» **Task details**: The word "icon" marks the lines to copy; find all of them in the entries below.

___ Given data

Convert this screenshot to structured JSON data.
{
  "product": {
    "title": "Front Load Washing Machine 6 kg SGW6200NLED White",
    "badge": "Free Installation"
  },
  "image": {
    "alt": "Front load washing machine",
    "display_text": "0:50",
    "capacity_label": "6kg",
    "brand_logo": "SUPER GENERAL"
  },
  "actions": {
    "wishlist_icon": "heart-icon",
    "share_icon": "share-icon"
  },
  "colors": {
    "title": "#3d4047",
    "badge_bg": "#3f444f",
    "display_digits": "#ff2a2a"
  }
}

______
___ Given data

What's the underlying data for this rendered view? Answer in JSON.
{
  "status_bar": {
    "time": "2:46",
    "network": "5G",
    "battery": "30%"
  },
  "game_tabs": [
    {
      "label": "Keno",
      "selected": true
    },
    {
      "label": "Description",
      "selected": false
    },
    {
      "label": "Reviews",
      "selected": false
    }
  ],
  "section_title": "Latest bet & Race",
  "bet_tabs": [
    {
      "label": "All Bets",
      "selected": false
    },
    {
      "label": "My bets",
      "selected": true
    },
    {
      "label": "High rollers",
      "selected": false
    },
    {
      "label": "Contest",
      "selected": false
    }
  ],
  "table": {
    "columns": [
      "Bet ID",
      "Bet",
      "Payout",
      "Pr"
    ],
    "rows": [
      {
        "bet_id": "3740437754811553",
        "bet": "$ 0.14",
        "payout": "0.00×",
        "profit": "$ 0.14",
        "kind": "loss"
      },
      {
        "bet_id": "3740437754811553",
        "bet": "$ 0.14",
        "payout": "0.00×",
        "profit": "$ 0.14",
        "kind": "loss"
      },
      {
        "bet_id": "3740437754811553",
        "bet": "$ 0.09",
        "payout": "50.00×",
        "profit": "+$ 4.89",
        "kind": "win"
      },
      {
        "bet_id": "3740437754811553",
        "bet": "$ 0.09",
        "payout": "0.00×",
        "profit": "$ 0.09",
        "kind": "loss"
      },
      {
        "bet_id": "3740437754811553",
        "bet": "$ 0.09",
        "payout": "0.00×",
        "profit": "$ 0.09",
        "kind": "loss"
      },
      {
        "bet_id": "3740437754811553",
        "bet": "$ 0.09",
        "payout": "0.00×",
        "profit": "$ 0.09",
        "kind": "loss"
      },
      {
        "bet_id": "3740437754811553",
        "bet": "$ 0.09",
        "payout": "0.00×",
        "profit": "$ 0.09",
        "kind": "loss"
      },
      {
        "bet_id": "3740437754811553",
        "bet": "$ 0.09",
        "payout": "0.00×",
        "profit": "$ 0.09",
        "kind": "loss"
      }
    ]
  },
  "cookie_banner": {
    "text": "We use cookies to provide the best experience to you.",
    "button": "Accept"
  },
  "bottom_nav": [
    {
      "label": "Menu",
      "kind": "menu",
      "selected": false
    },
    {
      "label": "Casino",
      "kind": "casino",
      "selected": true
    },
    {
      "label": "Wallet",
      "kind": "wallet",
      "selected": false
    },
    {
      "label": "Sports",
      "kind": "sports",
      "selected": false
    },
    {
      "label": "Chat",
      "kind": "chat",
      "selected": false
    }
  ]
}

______

» **Output of the task**:
    "wishlist_icon": "heart-icon",
    "share_icon": "share-icon"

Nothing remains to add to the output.